TypeType (TT) fonts are very similar to OpenType fonts, except they are not cross-platform...well, sort of. Windows TT fonts can be used and installed on a Mac. However, Windows cannot use Mac TT fonts.

Type 1 (T1) fonts, often called PostScript fonts, were the mainstay of the publishing business and are still commonly used by many graphic designers (mostly on Macs). They have limited characters (256) and are not cross platform. The same font could be purchased for both platforms (doubling the cost over OT), but even then there is no guarantee that the text would not reflow. Luckily, Type 1 fonts are getting rare to find today since most foundries (font design companies) have switched to OpenType fonts.

Windows Users

To install or remove fonts from Windows manually, one must use the Fonts control panel. (I'm mostly talking about Windows 7 here.) Not all fonts can be removed, as some are required by Windows. Fortunately, Windows will not let you remove required fonts. To remove a font manually, simply right-click on it and select Delete; however, I strongly suggest making a copy of the font in another folder before deleting it. To add fonts, simply drag or copy the font in. You may need to be an admin user to edit fonts.

Macintosh Users

Mac users have a slightly more complicated situation when dealing with fonts: there are at least three places they can be located. They are in always in a Library/Fonts folder—but the Library folders are located on the root directory; the System folder; and, the user's home folder. Generally, I suggest installing fonts manually in the ~user/Library/Fonts folder to protect the operating system from corrupt fonts. If your ~user/Library folder is not visible, hold down the Option key and go up to the Go menu in the Finder. You will need to be an admin user to edit the System and root Library fonts, but not the ~user Library fonts.

Sharing Files Cross Platform

The best option is to replace any T1 and TT fonts with OpenType versions. Unfortunately, most font companies don't offer upgrades from old versions, so the fonts must be purchased anew.

As I mentioned, Mac users can use Windows TT fonts (and any Windows OT fonts, which are by definition cross-platform). This is important when sharing files with WIndows users. Mac users have what I call "Microsoft fonts" (Arial, Times New Roman, Windings, etc.) when they have installed Microsoft Office for the Mac. Unfortunately, the Mac version of those fonts is not the same as the Windows version of fonts. I simply remove the Mac versions of the Microsoft fonts and replace them with Windows versions.

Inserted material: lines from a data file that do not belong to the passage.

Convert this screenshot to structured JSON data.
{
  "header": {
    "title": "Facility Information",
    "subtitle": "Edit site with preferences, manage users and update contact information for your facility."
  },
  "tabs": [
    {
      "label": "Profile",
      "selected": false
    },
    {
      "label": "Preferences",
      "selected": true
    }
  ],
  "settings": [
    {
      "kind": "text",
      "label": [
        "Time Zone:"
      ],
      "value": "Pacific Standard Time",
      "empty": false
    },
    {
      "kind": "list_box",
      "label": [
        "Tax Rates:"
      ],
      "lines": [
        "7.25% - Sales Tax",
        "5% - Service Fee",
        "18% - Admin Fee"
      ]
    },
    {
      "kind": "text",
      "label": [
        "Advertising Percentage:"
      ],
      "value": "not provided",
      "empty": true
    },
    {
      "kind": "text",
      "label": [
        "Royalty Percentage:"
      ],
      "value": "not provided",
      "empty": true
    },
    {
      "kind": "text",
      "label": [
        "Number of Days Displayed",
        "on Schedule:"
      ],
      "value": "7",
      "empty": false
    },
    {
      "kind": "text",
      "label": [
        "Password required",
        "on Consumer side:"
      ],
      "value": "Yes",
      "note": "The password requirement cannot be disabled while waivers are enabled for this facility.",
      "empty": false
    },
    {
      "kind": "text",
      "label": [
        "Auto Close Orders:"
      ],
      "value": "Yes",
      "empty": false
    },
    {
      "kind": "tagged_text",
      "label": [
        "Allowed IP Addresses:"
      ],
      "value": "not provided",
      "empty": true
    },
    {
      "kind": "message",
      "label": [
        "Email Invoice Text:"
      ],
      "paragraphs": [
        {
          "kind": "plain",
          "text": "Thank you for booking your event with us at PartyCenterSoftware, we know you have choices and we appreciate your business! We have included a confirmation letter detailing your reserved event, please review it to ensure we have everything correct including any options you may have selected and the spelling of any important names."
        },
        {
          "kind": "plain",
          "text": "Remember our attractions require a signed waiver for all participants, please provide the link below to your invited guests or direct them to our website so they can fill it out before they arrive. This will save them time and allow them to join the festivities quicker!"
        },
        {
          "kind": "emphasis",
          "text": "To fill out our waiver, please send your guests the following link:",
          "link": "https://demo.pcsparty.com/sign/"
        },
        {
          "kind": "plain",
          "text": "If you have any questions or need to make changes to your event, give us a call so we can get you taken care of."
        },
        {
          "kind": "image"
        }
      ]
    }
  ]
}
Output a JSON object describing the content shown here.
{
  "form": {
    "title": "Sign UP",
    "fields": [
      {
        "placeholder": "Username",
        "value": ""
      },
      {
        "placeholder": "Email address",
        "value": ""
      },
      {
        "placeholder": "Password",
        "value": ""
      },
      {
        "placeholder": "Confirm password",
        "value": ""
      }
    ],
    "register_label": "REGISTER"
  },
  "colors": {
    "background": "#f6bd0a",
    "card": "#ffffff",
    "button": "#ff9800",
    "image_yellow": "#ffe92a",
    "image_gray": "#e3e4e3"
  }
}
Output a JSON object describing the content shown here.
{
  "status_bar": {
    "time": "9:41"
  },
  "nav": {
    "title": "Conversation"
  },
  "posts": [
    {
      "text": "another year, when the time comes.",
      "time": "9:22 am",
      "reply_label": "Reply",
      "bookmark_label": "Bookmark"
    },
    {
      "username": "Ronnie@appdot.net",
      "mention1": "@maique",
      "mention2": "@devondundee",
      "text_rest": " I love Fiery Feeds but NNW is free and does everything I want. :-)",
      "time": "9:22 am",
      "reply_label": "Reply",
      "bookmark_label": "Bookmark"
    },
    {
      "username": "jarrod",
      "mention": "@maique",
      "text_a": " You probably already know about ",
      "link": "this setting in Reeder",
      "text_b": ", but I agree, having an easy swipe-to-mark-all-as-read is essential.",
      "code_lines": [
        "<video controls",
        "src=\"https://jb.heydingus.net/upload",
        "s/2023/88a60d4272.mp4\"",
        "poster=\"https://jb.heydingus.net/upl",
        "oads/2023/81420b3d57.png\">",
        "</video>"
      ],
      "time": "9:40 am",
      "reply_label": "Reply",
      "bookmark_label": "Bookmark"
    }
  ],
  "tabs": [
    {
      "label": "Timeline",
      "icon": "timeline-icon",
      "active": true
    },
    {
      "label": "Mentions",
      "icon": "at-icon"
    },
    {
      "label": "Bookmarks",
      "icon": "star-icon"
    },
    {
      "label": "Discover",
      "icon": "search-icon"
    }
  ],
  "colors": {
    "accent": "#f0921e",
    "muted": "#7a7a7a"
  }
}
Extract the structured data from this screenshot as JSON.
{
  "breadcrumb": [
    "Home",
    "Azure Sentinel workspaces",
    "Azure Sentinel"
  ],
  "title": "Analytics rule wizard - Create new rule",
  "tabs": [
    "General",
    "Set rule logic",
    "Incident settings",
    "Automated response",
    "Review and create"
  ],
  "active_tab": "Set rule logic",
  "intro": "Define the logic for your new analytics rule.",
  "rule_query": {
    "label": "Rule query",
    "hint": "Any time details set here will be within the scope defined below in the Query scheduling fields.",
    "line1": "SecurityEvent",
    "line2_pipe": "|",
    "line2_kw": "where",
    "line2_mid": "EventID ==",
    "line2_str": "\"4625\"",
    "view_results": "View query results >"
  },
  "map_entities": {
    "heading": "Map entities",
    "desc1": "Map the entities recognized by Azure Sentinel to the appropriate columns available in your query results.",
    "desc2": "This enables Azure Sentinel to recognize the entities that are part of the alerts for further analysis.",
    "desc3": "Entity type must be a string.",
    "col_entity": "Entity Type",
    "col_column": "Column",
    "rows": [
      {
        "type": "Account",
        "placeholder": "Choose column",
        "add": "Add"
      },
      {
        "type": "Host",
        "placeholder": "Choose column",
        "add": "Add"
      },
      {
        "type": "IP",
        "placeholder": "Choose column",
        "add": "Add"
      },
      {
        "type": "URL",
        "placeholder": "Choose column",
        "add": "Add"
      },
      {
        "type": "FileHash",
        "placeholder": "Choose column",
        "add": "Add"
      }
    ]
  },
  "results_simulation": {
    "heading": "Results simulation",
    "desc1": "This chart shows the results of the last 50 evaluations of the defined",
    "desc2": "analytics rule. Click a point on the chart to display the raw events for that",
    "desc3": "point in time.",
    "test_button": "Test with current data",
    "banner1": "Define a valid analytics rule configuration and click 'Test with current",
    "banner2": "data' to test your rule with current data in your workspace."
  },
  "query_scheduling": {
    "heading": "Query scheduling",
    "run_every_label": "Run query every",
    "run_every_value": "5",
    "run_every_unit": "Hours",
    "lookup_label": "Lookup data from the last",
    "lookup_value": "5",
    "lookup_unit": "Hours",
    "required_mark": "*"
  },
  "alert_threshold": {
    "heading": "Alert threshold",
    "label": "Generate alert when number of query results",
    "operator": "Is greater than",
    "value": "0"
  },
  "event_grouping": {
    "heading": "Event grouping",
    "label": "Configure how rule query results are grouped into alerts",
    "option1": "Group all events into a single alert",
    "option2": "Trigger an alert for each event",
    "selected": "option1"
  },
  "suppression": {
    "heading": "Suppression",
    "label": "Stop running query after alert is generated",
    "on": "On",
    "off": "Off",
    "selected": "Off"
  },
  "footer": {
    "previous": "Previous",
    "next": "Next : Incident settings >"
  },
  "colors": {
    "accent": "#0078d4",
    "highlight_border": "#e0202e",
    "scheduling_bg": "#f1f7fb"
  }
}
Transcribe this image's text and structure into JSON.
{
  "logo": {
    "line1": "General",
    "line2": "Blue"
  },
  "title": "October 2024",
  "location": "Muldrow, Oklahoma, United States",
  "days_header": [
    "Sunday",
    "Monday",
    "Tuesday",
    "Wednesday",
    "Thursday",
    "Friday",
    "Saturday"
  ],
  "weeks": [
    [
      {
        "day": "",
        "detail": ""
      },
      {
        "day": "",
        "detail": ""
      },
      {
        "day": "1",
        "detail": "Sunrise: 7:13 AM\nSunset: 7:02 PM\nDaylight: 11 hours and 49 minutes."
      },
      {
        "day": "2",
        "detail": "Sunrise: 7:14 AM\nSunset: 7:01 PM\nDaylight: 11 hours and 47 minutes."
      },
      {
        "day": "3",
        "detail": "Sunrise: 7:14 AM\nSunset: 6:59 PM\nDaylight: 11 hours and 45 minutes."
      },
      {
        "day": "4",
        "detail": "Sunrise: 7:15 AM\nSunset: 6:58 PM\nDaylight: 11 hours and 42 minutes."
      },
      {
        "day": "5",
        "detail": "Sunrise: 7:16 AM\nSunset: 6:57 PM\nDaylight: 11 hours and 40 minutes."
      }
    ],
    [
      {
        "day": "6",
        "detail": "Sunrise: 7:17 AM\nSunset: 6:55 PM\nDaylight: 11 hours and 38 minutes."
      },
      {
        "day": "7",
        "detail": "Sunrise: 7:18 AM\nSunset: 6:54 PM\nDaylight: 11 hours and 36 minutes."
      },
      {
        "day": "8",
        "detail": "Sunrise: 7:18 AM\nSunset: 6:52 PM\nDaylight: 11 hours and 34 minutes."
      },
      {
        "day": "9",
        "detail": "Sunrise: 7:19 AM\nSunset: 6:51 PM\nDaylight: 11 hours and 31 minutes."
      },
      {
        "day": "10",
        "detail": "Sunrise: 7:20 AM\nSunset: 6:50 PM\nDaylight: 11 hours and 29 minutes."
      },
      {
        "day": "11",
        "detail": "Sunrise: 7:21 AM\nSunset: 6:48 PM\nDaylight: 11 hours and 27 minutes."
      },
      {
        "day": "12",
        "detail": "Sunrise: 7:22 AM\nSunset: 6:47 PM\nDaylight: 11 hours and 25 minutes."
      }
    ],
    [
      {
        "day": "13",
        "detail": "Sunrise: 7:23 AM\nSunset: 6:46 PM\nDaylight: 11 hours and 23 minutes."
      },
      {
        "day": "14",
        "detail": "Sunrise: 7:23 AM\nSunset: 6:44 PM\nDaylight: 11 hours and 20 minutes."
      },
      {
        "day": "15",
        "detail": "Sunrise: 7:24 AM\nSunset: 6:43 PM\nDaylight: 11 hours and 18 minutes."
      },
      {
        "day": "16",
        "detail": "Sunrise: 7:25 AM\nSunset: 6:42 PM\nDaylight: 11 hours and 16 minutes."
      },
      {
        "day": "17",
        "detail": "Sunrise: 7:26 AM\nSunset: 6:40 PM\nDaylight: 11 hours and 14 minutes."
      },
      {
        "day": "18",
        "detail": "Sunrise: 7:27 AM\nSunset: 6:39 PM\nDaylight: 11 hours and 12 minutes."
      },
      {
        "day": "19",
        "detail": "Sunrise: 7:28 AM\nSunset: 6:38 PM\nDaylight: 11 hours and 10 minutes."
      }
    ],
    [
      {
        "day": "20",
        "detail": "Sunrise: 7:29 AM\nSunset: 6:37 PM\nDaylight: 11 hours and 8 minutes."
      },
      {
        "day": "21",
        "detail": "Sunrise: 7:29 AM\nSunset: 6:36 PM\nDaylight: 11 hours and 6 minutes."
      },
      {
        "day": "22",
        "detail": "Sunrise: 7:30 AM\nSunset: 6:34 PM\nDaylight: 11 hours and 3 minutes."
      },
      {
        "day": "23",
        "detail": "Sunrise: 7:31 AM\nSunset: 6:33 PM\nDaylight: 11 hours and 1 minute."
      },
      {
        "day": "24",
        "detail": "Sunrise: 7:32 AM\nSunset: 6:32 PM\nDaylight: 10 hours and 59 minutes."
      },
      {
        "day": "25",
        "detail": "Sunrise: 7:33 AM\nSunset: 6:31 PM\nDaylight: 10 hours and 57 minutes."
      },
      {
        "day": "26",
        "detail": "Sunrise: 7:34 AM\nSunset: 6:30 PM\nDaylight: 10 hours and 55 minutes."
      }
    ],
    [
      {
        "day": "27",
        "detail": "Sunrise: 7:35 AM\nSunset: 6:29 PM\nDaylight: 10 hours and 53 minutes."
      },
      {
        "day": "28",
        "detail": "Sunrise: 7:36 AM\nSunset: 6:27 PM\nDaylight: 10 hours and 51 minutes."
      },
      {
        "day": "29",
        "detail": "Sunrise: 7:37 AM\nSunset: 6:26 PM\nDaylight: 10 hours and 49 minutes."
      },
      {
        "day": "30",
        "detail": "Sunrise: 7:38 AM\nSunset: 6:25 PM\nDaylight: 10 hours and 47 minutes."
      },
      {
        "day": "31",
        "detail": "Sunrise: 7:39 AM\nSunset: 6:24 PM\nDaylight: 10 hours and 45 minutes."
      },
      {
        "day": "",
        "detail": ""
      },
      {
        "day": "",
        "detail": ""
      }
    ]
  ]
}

Mac users should avoid using Mac-only fonts, such as Helvetica and Helvetica Neue dFont (a Mac-only type of TT fonts). Also, Mac InDesign users could install Windows T1 fonts into the InDesign Fonts application folder, but this should only be used as a last resort.

Specialty Font Companies

Watch out for the licensing restrictions from "boutique" foundries (boutique is the term given for small font design companies; a foundry is the name for companies that design fonts). Many legally limit your usage as to what you can do with documents created with the fonts. This might include using them in websites, in PDFs that you publicly post or distribute, or even files you send to an printing company. Ideally, I would suggest not using those type of fonts (and be sure to send the company an email explaining why you are not using their products). However, sometimes you have to. In that case, it is usually a matter of paying an extra fee (which really means the license restriction is simply a way to make more money). BUT, if the foundry finds you have been using the font improperly, even out of ignorance, you could get a letter from their lawyers along with a nice copyright-infringment bill attached.